The result was fascinating. The room — which contained many introverts, many egos, and many characters — seemed to meld into an hour of near-perfect unity.

The crowd-favourite was undoubtedly the moment when Misha got everyone to determine whether to make noises depending on the volume of neighbours. Yes, you’re correct if you suspect that sounds familiar: it’s Conway’s Game of Life played with humans as cells!

Flying robo blimps!

And they weren’t even used to kill anyone! Not only that, the creators, Ron and Damen Evans, coded on it live. Talk about a demo.

FutureRuby - Saturday

The technical name for these gadgets is “BlimpDuino,” a reference to the open source Arduino chip that they’re based around.

The session started off with quietly until a giant silver blimp burst from behind a wall to the tune of Ride of the Valkyries (kudos to Phill for nailing the timing on the music). Ron and Evan remote-controlled the blimp to interact with some people in the crowd.


After a few more iPhone sessions in the afternoon, Saturday’s talks came to a close. However, that was only half the day, perhaps the less memorable half.

Where does a Soviet-themed conference host its flagship party? At a vodka bar. Duh.

FutureRuby - Saturday

Thrown in was a FutureRuby ice sculpture. Sadly, it didn’t live to see another day.

FutureRuby - Saturday

Remember Krispy’s crazy goggles from the night before? He went even further for the party at Pravda:

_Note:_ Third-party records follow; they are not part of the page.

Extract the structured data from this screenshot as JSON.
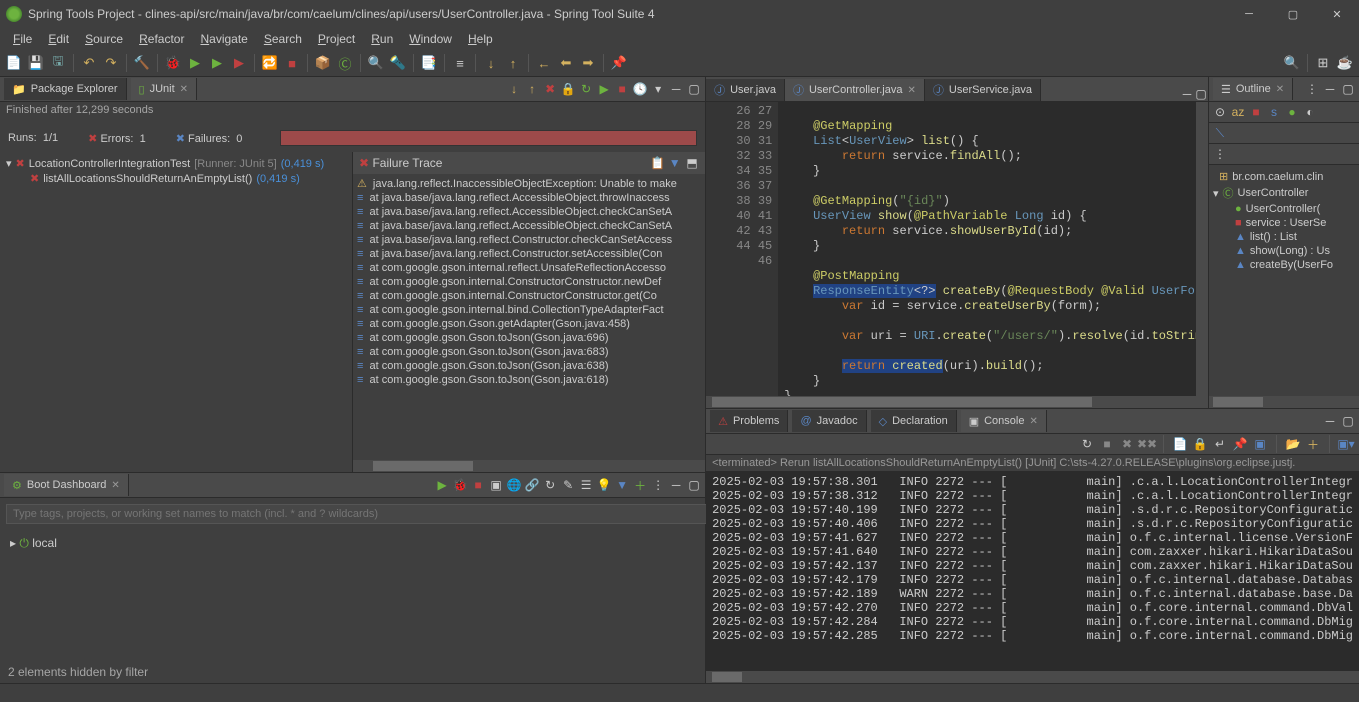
{
  "title": "Spring Tools Project - clines-api/src/main/java/br/com/caelum/clines/api/users/UserController.java - Spring Tool Suite 4",
  "menu": [
    "File",
    "Edit",
    "Source",
    "Refactor",
    "Navigate",
    "Search",
    "Project",
    "Run",
    "Window",
    "Help"
  ],
  "junit": {
    "tab_pe": "Package Explorer",
    "tab_junit": "JUnit",
    "finished": "Finished after 12,299 seconds",
    "runs_lbl": "Runs:",
    "runs_val": "1/1",
    "errors_lbl": "Errors:",
    "errors_val": "1",
    "failures_lbl": "Failures:",
    "failures_val": "0",
    "test_root": "LocationControllerIntegrationTest",
    "test_runner": "[Runner: JUnit 5]",
    "test_time": "(0,419 s)",
    "test_child": "listAllLocationsShouldReturnAnEmptyList()",
    "test_child_time": "(0,419 s)"
  },
  "failure": {
    "header": "Failure Trace",
    "rows": [
      "java.lang.reflect.InaccessibleObjectException: Unable to make",
      "at java.base/java.lang.reflect.AccessibleObject.throwInaccess",
      "at java.base/java.lang.reflect.AccessibleObject.checkCanSetA",
      "at java.base/java.lang.reflect.AccessibleObject.checkCanSetA",
      "at java.base/java.lang.reflect.Constructor.checkCanSetAccess",
      "at java.base/java.lang.reflect.Constructor.setAccessible(Con",
      "at com.google.gson.internal.reflect.UnsafeReflectionAccesso",
      "at com.google.gson.internal.ConstructorConstructor.newDef",
      "at com.google.gson.internal.ConstructorConstructor.get(Co",
      "at com.google.gson.internal.bind.CollectionTypeAdapterFact",
      "at com.google.gson.Gson.getAdapter(Gson.java:458)",
      "at com.google.gson.Gson.toJson(Gson.java:696)",
      "at com.google.gson.Gson.toJson(Gson.java:683)",
      "at com.google.gson.Gson.toJson(Gson.java:638)",
      "at com.google.gson.Gson.toJson(Gson.java:618)"
    ]
  },
  "boot": {
    "title": "Boot Dashboard",
    "placeholder": "Type tags, projects, or working set names to match (incl. * and ? wildcards)",
    "node": "local",
    "hidden": "2 elements hidden by filter"
  },
  "editor_tabs": {
    "t1": "User.java",
    "t2": "UserController.java",
    "t3": "UserService.java"
  },
  "editor": {
    "lines": [
      {
        "n": 26,
        "html": ""
      },
      {
        "n": 27,
        "html": "    <span class='anno'>@GetMapping</span>"
      },
      {
        "n": 28,
        "html": "    <span class='type'>List</span>&lt;<span class='type'>UserView</span>&gt; <span class='mth'>list</span>() {"
      },
      {
        "n": 29,
        "html": "        <span class='kw'>return</span> service.<span class='mth'>findAll</span>();"
      },
      {
        "n": 30,
        "html": "    }"
      },
      {
        "n": 31,
        "html": ""
      },
      {
        "n": 32,
        "html": "    <span class='anno'>@GetMapping</span>(<span class='str'>\"{id}\"</span>)"
      },
      {
        "n": 33,
        "html": "    <span class='type'>UserView</span> <span class='mth'>show</span>(<span class='anno'>@PathVariable</span> <span class='type'>Long</span> id) {"
      },
      {
        "n": 34,
        "html": "        <span class='kw'>return</span> service.<span class='mth'>showUserById</span>(id);"
      },
      {
        "n": 35,
        "html": "    }"
      },
      {
        "n": 36,
        "html": ""
      },
      {
        "n": 37,
        "html": "    <span class='anno'>@PostMapping</span>"
      },
      {
        "n": 38,
        "html": "    <span class='sel'><span class='type'>ResponseEntity</span>&lt;?&gt;</span> <span class='mth'>createBy</span>(<span class='anno'>@RequestBody</span> <span class='anno'>@Valid</span> <span class='type'>UserFor</span>"
      },
      {
        "n": 39,
        "html": "        <span class='kw'>var</span> id = service.<span class='mth'>createUserBy</span>(form);"
      },
      {
        "n": 40,
        "html": ""
      },
      {
        "n": 41,
        "html": "        <span class='kw'>var</span> uri = <span class='type'>URI</span>.<span class='mth'>create</span>(<span class='str'>\"/users/\"</span>).<span class='mth'>resolve</span>(id.<span class='mth'>toStrin</span>"
      },
      {
        "n": 42,
        "html": ""
      },
      {
        "n": 43,
        "html": "        <span class='sel'><span class='kw'>return</span> <span class='mth'>created</span></span>(uri).<span class='mth'>build</span>();"
      },
      {
        "n": 44,
        "html": "    }"
      },
      {
        "n": 45,
        "html": "}"
      },
      {
        "n": 46,
        "html": ""
      }
    ]
  },
  "bottom_tabs": [
    "Problems",
    "Javadoc",
    "Declaration",
    "Console"
  ],
  "console": {
    "title": "<terminated> Rerun listAllLocationsShouldReturnAnEmptyList() [JUnit] C:\\sts-4.27.0.RELEASE\\plugins\\org.eclipse.justj.",
    "body": "2025-02-03 19:57:38.301   INFO 2272 --- [           main] .c.a.l.LocationControllerIntegr\n2025-02-03 19:57:38.312   INFO 2272 --- [           main] .c.a.l.LocationControllerIntegr\n2025-02-03 19:57:40.199   INFO 2272 --- [           main] .s.d.r.c.RepositoryConfiguratic\n2025-02-03 19:57:40.406   INFO 2272 --- [           main] .s.d.r.c.RepositoryConfiguratic\n2025-02-03 19:57:41.627   INFO 2272 --- [           main] o.f.c.internal.license.VersionF\n2025-02-03 19:57:41.640   INFO 2272 --- [           main] com.zaxxer.hikari.HikariDataSou\n2025-02-03 19:57:42.137   INFO 2272 --- [           main] com.zaxxer.hikari.HikariDataSou\n2025-02-03 19:57:42.179   INFO 2272 --- [           main] o.f.c.internal.database.Databas\n2025-02-03 19:57:42.189   WARN 2272 --- [           main] o.f.c.internal.database.base.Da\n2025-02-03 19:57:42.270   INFO 2272 --- [           main] o.f.core.internal.command.DbVal\n2025-02-03 19:57:42.284   INFO 2272 --- [           main] o.f.core.internal.command.DbMig\n2025-02-03 19:57:42.285   INFO 2272 --- [           main] o.f.core.internal.command.DbMig"
  },
  "outline": {
    "title": "Outline",
    "pkg": "br.com.caelum.clin",
    "cls": "UserController",
    "items": [
      {
        "ico": "●",
        "col": "#6db33f",
        "txt": "UserController("
      },
      {
        "ico": "■",
        "col": "#c04040",
        "txt": "service : UserSe"
      },
      {
        "ico": "▲",
        "col": "#5a86c4",
        "txt": "list() : List<User"
      },
      {
        "ico": "▲",
        "col": "#5a86c4",
        "txt": "show(Long) : Us"
      },
      {
        "ico": "▲",
        "col": "#5a86c4",
        "txt": "createBy(UserFo"
      }
    ]
  }
}
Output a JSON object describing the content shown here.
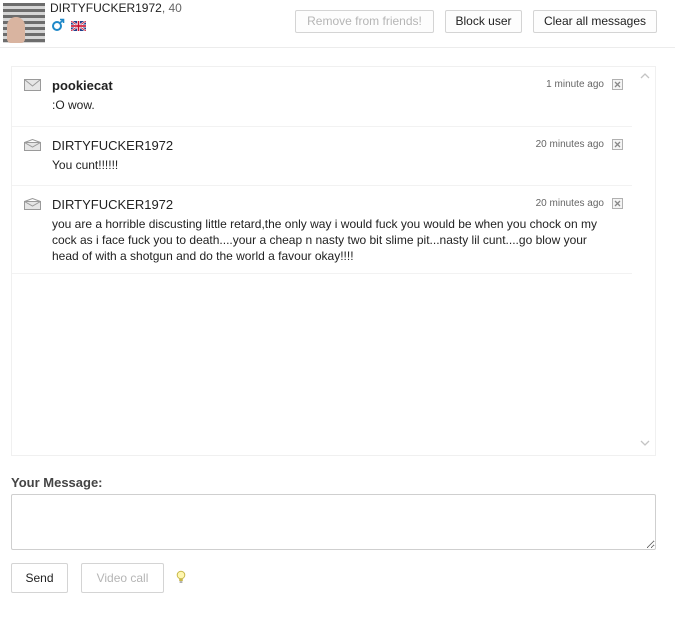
{
  "header": {
    "username": "DIRTYFUCKER1972",
    "age": ", 40",
    "icons": {
      "gender": "male-icon",
      "flag": "uk-flag-icon"
    },
    "buttons": {
      "remove": "Remove from friends!",
      "block": "Block user",
      "clear": "Clear all messages"
    }
  },
  "messages": [
    {
      "sender": "pookiecat",
      "time": "1 minute ago",
      "body": ":O wow.",
      "icon": "envelope-icon"
    },
    {
      "sender": "DIRTYFUCKER1972",
      "time": "20 minutes ago",
      "body": "You cunt!!!!!!",
      "icon": "envelope-open-icon"
    },
    {
      "sender": "DIRTYFUCKER1972",
      "time": "20 minutes ago",
      "body": "you are a horrible discusting little retard,the only way i would fuck you would be when you chock on my cock as i face fuck you to death....your a cheap n nasty two bit slime pit...nasty lil cunt....go blow your head of with a shotgun and do the world a favour okay!!!!",
      "icon": "envelope-open-icon"
    }
  ],
  "compose": {
    "label": "Your Message:",
    "value": "",
    "send": "Send",
    "video_call": "Video call"
  },
  "colors": {
    "border": "#d4d4d4",
    "disabled_text": "#b5b5b5",
    "male_blue": "#1e88c8"
  }
}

It is certainly quite an experience to walk the Spadina corridor dressed as a World War 2 russian general sporting a KGB medal. The cabbie kept glancing at me in his rearview not quite sure about who I was or what I was doing. The best was when I got out near the bar and walked the last few blocks and a drunk guy comes stumbling out of an ally and says “What are you – fucking KGB?” I simply stopped and turned my head toward him to which he shrunk his shoulders and slunk back into the ally from which he came.

Krispy was one of the many people captured in the photobooth. The results are on Flickr (including a shot of these two revolutionaries.)

FutureRuby - Saturday

Not everyone went with the Soviet theme. Here’s Matt Knox doing his own thing:

FutureRuby - Saturday

Needless to say, much food and vodka was consumed. In fact, so much so that the tab ran short. Thanks Tobi / Shopify for the last-minute infusion of cash which kept everyone going until the end of the night.

Saturday’s slideshow


This entry was written by Andrew Louis on July 22, 2009 and posted in Writing. It's tagged with , , , .